[Start of Attachment]

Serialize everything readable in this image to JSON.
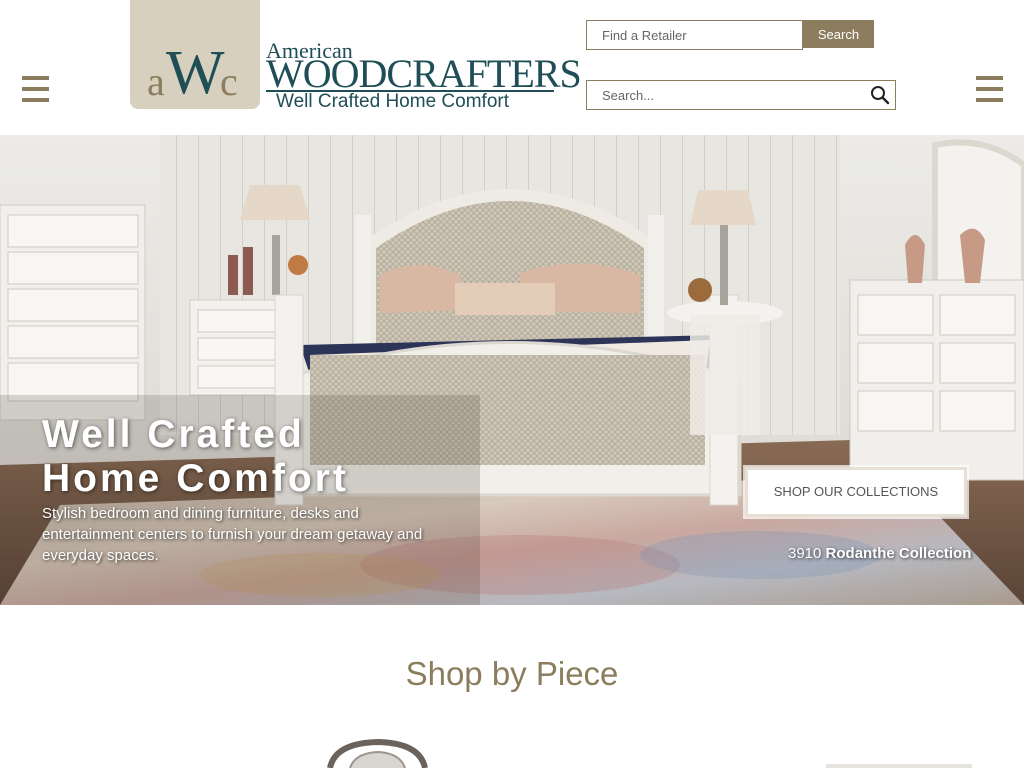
{
  "brand": {
    "monogram": "aWc",
    "name_top": "American",
    "name_main": "WOODCRAFTERS",
    "tagline": "Well Crafted Home Comfort"
  },
  "header": {
    "retailer_placeholder": "Find a Retailer",
    "retailer_button": "Search",
    "search_placeholder": "Search..."
  },
  "hero": {
    "title_line1": "Well Crafted",
    "title_line2": "Home Comfort",
    "subtitle": "Stylish bedroom and dining furniture, desks and entertainment centers to furnish your dream getaway and everyday spaces.",
    "cta_label": "SHOP OUR COLLECTIONS",
    "collection_number": "3910",
    "collection_name": "Rodanthe Collection"
  },
  "sections": {
    "shop_by_piece": "Shop by Piece"
  },
  "colors": {
    "accent": "#8b7d5d",
    "brand_teal": "#1f4e57",
    "logo_bg": "#d8d0bf"
  },
  "icons": {
    "menu": "hamburger-menu-icon",
    "search": "magnifier-search-icon"
  }
}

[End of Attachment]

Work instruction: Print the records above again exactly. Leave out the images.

Response box:
Serialize everything readable in this image to JSON.
{
  "brand": {
    "monogram": "aWc",
    "name_top": "American",
    "name_main": "WOODCRAFTERS",
    "tagline": "Well Crafted Home Comfort"
  },
  "header": {
    "retailer_placeholder": "Find a Retailer",
    "retailer_button": "Search",
    "search_placeholder": "Search..."
  },
  "hero": {
    "title_line1": "Well Crafted",
    "title_line2": "Home Comfort",
    "subtitle": "Stylish bedroom and dining furniture, desks and entertainment centers to furnish your dream getaway and everyday spaces.",
    "cta_label": "SHOP OUR COLLECTIONS",
    "collection_number": "3910",
    "collection_name": "Rodanthe Collection"
  },
  "sections": {
    "shop_by_piece": "Shop by Piece"
  },
  "colors": {
    "accent": "#8b7d5d",
    "brand_teal": "#1f4e57",
    "logo_bg": "#d8d0bf"
  },
  "icons": {
    "menu": "hamburger-menu-icon",
    "search": "magnifier-search-icon"
  }
}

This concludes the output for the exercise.